Substantial progress has also been made on the second method of the project, the preparation of proximal b-amino silyl enol ethers. Optimization studies have been performed using N-acetyl-2-benzoyl-3-methylaziridine as an investigative substrate.

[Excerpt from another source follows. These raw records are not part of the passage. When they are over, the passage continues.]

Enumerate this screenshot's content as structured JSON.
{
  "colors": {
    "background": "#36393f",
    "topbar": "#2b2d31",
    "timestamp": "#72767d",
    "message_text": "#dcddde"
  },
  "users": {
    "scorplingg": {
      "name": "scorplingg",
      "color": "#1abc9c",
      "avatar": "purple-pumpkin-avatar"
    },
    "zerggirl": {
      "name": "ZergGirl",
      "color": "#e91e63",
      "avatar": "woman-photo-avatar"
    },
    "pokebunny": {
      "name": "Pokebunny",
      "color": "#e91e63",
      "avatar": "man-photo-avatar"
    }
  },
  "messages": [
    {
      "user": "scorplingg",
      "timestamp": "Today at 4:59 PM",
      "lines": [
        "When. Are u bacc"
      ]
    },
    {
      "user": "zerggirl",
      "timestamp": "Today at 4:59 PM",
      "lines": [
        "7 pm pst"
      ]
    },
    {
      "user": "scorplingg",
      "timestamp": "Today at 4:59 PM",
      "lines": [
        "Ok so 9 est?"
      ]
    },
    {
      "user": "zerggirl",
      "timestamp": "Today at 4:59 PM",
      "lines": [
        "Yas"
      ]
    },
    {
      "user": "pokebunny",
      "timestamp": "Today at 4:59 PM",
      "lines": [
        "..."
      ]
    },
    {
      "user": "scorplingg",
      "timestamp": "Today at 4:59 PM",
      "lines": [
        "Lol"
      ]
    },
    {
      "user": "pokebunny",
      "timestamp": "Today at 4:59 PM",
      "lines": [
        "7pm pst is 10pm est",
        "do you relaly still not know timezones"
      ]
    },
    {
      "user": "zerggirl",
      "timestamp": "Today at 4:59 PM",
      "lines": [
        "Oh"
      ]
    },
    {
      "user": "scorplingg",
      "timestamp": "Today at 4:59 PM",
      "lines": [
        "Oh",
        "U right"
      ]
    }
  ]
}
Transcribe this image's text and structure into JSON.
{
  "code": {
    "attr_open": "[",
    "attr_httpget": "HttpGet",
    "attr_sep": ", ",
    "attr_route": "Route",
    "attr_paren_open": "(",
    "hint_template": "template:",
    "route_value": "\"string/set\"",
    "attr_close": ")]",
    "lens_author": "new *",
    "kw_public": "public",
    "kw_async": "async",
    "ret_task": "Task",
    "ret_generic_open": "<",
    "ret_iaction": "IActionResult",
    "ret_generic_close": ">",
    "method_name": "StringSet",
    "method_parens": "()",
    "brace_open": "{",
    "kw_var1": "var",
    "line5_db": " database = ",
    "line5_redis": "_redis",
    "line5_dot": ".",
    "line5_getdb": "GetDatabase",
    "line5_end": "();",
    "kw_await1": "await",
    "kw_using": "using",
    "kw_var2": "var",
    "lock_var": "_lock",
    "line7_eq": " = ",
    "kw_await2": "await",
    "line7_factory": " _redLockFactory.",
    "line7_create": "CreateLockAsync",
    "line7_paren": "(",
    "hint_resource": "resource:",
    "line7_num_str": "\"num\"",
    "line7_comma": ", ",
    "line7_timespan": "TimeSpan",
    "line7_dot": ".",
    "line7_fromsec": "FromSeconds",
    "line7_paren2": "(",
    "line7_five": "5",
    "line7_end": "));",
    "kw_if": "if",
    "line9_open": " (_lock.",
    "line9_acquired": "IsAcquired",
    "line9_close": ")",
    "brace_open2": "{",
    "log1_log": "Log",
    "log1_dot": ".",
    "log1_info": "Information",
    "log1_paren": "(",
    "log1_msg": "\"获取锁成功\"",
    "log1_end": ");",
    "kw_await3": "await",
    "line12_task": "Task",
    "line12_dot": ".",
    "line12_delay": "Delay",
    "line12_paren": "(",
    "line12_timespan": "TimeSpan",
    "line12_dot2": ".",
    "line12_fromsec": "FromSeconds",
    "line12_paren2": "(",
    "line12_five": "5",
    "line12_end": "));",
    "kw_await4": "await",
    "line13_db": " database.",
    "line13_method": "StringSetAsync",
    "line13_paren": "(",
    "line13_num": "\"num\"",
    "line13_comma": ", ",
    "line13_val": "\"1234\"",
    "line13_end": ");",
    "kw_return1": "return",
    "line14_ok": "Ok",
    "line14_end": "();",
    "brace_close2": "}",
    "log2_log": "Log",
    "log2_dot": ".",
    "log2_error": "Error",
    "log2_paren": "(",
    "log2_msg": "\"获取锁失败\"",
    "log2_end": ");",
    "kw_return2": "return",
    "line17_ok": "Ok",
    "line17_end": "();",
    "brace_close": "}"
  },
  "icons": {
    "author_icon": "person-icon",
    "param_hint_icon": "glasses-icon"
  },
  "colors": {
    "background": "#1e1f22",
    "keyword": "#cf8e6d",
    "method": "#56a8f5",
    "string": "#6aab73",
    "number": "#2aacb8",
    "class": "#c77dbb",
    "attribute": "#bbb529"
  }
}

Use of nonpolar solvents such as ether or toluene suppresses the desilylation providing mixtures of Mannich base and the desired b-amino silyl enol ether. Variations on the silyllithium reagent have also been investigated. Reaction of N-acetyl-2-benzoyl-3-methylaziridine with dimethylphenylsilyllithium provided the desired b-amino silyl enol ether in low yield. Use of methyldiphenylsilyllithium resulted in a substantially higher yield of the silyl enol ether, but was accompanied by a substantial amount of undesired Mannich base. Increasing the steric bulk of the silyl group was investigated as a potential means to suppress the undesired desilylation of the silyl enol ether. Use of t-butyldiphenylsilyllithium was found to completely suppress the cleavage of the silyl enol ether. Application of these conditions (t-butyldiphenylsilyllithium in toluene at -78 °C) to other aryl 2-acylaziridines has given the corresponding b-amino silyl enol ethers in good yield. Reaction of the alkyl 2-acylazirizine substrate 2-acetyl-3,3-dimethyl-N-tosylaziridine resulted in a disappointing yield of 49%, with a significant recovery (35%) of starting material. This is likely due to the decrease in nucleophilicity associated with the larger tert-butyl group on the silicon, allowing for the competing enolization of the alkyl ketone. The enolate is thus shielded from further reaction with the silyllithium reagent and is recovered as starting material after workup. The b-amino silyl enol ethers thus prepared have so far been difficult to purify. Substantial decomposition is observed during chromatographic purification using silica gel. This has been mitigated to some extent by pretreatment of the silica gel with triethylamine, however some decomposition is still observed. Thus, the yields reported here for the preparation of the b-amino silyl enol ethers are derived from 1H-NMR using hexamethylbenzene as an internal standard.
Future work on both methods will include the reaction of additional substrates to further demonstrate the generality of each method. For the preparation of b-amino silyl enol ethers, additional optimization of purification technique will also be performed.